"These two viruses can alter a person's body odor to be more attractive to mosquitoes," Wang said. What happens is that the smell alters the skin's microbiome to make it more appetizing to the blood-sucking little critters. Wang explained to NPR that he was "excited" by this new development as it could lead to a lot of understanding of virus transmission by mosquitoes.

While this is an incredibly positive prospect, it's important to keep in mind that experimenting on mice isn't really the same as experimenting on people. And just because this is going well with mice doesn't mean it will go well with people. But, during the study, the team discovered that people infected with dengue had similar attention from the mosquitoes.

The other promising thing? Since they've discovered the attraction, they were also able to find a possible treatment plan. They discovered that when they gave the sick mice a vitamin A supplement, the mosquitoes lost interest. Knowing this information can help researchers explore how Zika and dengue spread. According to Wang, in some of the areas where dengue and Zika are most common, many people are vitamin A deficient.

Whatever they discover, I'm very curious to see if this information will offer insight on not only how diseases get spread, but also what makes people (like me) more susceptible to getting bitten in the first place.




Photo by Stormseeker on Unsplash

Some cries for help can be hard to discern.

“I’m fine.”

How easily these two words slip from our mouths, often when nothing could be further from the truth.

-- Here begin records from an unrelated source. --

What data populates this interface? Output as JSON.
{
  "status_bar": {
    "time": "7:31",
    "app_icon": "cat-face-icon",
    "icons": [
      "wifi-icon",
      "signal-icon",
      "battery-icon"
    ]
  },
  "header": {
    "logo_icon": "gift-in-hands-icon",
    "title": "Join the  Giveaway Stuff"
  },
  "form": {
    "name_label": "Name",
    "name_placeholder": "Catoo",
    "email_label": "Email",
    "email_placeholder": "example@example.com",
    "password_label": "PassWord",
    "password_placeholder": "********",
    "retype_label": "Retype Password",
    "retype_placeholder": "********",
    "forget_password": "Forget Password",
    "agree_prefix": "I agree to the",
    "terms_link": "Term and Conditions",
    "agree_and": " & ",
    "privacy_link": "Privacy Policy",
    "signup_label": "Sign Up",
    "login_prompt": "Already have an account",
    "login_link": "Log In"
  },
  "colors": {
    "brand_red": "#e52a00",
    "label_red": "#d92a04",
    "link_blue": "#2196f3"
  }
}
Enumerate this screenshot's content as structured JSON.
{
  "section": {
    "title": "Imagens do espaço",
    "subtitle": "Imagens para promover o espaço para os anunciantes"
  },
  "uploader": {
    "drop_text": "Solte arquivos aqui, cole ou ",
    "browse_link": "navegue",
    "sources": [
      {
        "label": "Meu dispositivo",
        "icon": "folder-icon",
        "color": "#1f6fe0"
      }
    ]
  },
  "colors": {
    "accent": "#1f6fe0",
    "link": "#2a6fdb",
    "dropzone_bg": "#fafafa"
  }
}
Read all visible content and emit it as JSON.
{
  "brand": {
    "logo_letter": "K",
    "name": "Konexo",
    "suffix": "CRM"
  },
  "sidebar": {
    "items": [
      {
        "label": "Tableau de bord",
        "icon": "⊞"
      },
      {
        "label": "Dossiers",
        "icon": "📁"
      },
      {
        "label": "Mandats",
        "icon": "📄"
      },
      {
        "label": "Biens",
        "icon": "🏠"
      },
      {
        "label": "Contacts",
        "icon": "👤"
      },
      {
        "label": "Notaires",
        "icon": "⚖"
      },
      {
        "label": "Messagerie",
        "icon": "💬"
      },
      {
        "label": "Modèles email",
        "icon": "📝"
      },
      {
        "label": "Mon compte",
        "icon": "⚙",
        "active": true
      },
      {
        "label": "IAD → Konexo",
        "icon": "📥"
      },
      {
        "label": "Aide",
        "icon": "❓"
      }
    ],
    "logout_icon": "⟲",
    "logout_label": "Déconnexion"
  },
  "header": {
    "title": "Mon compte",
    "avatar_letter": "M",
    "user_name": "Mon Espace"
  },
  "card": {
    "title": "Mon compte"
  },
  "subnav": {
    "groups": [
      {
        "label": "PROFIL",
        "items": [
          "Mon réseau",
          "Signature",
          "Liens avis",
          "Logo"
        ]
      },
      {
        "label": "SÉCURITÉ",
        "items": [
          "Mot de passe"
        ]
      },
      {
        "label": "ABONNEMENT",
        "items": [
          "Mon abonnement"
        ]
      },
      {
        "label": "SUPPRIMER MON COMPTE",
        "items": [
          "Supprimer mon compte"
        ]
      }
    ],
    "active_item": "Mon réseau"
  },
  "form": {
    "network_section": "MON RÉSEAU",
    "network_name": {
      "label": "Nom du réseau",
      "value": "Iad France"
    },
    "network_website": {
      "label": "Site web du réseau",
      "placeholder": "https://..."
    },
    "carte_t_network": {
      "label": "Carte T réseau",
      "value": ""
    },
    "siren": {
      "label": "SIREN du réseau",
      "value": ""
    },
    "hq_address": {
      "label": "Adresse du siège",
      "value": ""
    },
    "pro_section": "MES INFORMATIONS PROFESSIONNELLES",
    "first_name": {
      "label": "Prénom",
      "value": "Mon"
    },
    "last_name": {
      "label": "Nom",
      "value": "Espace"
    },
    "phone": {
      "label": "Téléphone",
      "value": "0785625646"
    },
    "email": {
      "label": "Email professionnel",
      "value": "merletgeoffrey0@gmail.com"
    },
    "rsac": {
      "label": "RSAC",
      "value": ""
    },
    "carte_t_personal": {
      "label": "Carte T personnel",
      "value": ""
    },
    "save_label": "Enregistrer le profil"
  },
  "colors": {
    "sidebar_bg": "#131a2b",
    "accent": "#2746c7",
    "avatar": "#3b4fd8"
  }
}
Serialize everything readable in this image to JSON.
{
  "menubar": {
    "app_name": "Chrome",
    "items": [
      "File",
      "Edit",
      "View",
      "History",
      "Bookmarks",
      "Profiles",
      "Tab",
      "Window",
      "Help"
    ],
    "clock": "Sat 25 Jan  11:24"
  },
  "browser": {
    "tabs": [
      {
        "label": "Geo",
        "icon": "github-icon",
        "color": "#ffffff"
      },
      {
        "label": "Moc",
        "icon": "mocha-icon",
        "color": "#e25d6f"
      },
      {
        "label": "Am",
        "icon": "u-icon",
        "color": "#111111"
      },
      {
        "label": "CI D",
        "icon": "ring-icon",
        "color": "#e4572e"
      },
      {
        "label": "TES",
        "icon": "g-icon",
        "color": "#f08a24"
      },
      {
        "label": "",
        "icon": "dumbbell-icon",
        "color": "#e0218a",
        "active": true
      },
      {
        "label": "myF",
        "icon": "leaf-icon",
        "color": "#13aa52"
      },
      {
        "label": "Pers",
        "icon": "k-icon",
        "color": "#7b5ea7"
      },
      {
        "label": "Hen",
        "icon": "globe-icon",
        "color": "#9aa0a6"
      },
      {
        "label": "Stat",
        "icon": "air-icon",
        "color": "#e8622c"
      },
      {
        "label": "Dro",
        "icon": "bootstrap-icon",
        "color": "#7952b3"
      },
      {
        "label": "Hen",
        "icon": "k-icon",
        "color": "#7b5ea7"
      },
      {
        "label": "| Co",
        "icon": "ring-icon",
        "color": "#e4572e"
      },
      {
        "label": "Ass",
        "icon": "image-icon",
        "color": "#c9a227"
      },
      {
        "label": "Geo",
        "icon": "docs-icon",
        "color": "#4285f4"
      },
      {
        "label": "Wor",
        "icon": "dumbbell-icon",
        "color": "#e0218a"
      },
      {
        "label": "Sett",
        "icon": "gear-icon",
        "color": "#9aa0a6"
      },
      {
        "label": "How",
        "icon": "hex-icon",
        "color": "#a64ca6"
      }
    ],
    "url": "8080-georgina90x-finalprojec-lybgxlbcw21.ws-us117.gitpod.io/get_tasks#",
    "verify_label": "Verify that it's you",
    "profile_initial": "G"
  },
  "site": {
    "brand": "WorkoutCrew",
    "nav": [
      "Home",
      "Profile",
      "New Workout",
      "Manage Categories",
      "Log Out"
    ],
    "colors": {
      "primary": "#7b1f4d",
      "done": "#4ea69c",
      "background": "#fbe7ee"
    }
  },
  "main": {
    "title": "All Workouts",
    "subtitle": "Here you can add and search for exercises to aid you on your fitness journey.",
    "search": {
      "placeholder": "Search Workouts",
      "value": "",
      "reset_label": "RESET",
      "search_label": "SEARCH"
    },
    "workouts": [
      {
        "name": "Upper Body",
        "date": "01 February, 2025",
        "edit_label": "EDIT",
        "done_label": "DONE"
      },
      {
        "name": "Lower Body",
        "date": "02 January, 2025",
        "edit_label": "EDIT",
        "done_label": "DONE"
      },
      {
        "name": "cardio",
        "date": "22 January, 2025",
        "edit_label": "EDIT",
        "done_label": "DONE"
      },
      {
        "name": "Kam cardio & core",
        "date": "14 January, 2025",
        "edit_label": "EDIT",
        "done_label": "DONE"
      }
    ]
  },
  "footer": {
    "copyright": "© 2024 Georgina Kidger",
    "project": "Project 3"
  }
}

Sometimes, it feels safer to hide our true feelings, lest someone make a judgment or have a negative reaction. Other times, it’s a social rule instilled in childhood, perhaps even through punishment. Or maybe denying is the only way to combat overwhelm—if we ignore it all long enough, things will eventually get better anyway.

At the end of the day … it’s all about avoiding further pain, isn’t it?

But this denial can lead to even more suffering—not only emotionally, but physically as well. Everything from stiff muscles, to migraines, to digestive issues can stem from suppressing emotions.

Keep ReadingShow less
Joy

10 things that made us smile this week

Upworthy's weekly roundup of joy and delight.

From stellar sportsmanship to corntastic kiddos to adorable animals, enjoy the best of the internet this week.

Wait. Are we really almost halfway through August already? Didn't I just write one of these intros talking about how summer had arrived? What the heck happened???

Time flies when you're having fun, I guess, and these weekly roundups are nothing but fun. Every day it seems like we're bombarded with something new to stress about or be outraged over, but not here. In this space, we celebrate simple joys, awesome humans, hilarious animals and all things smile-worthy.

This week alone, we've seen sportsmanship that inspired us, parenting that touched our hearts and kiddos that tickled our funny bones. Readers have told us they look forward to our 10 things roundup every week, which is good because we have no intention of stopping. (Honestly, it's therapeutic to pull this list together, so win-win all around!)

Keep ReadingShow less
Family

How breastfeeding actually works is seriously awe-inspiring

Let's take a moment to marvel at this miraculous process.

A viral video shows what's happening beneath the surface when a baby breastfeeds.

Let me start by saying I don't care whether you breastfeed or not. Everyone's circumstances are different, no one needs to explain why they did or didn't breastfeed their babies and we'd all be better off with far fewer judgments across the baby-feeding spectrum.

With that disclaimer out of the way, can we at least all agree that breastfeeding is freaking awesome?

I mean, the whole biological process of growing an entire human practically from scratch is mind-blowing all by itself. But the fact that our bodies then create food to feed that human, with a whole system for how and when that food gets made and released, is just so cool.

Keep ReadingShow less